In this day and age, Hollywood is tapping into so many beloved franchises that it seems like any time anything comes out there's the contingency of people that are stoked, and the contingency of people that are fucking pissed off and saying you ruined their childhood somehow. I hope this thing tips more into the world of people liking it. I hope we don't ruin too many childhoods.
In his recent conversation with Indiewire, Danny McBride perfectly explains the polarity of opinions that often come along with adapting already adored franchises. Despite his lengthy career on TV and as a writer, McBride is still likely best known for his appearances on Seth Rogan-led films such as Pineapple Express and This is the End. So this transition into building upon a horror classic with fellow comedy writers David Gordon Green and Jeff Fradley is a bold move. But if the magnificently horrifying trailer is any indication, the filmmakers have completely embraced paying tribute to John Carpenter's 1978 movie, with some deep-cut references already spotted by fans. The new Halloween is a direct sequel to the first movie, ignoring all other entries into the franchise and marks the return of Jamie Lee Curtis as scream queen Laurie Strode.

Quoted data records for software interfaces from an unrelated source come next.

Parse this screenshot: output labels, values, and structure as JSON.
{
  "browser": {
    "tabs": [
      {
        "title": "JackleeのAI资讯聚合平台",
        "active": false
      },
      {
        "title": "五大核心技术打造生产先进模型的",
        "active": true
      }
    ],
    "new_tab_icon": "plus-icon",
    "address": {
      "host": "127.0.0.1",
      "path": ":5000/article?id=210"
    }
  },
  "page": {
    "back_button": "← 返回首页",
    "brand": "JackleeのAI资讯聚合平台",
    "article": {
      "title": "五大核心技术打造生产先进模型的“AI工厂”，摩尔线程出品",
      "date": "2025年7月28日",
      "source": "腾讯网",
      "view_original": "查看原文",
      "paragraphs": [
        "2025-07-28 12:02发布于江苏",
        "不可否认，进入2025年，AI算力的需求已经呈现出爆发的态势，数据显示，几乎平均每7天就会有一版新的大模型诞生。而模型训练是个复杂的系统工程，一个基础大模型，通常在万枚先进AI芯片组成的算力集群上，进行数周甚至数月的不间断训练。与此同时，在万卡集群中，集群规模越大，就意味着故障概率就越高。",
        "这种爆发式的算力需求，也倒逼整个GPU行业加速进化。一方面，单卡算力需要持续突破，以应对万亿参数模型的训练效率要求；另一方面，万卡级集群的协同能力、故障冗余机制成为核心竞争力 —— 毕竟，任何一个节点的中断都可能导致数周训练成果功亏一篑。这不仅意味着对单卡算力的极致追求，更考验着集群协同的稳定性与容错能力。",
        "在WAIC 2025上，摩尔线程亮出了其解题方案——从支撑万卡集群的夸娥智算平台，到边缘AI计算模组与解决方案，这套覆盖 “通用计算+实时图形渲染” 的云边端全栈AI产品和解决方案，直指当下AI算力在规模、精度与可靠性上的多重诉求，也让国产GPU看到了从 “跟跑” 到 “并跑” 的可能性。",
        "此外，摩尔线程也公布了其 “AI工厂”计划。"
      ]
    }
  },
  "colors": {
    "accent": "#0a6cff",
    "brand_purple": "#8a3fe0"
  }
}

Unfortunately, filmmakers and stars are often met with backlash on social media when fans are unhappy with the end-product of their projects. After the release of Star Wars: The Last Jedi in December 2017, the movie received quite a bit of hate on social media with director Rian Johnson and actress Kelly Marie Tran getting the bulk of it. So much negativity was directed on Tran that she decided to leave social media altogether. 2016's Ghostbusters reboot starring funny-women Melissa McCarthy, Kristen Wiig, Leslie Jones and Kate McKinnon also was disgraced by some male fans, who discerned that replacing the characters with women was "ruining their childhood." That particular comment plagued the project, with McCarthy and her other costars stricking down these comments as sexist.
Whether or not you thought these releases were childhood ruining, Halloween looks to be a franchise addition that is going to deliver some amazing fan service to those who grew up loving the original. The new sequel will pick up right where the original left off, closely using it as an inspiration. The comment section is often rid with hate anyways, so the hurtful words of few likely doesn't reflect the public as a whole. Halloween comes to theaters on October 19, 2018.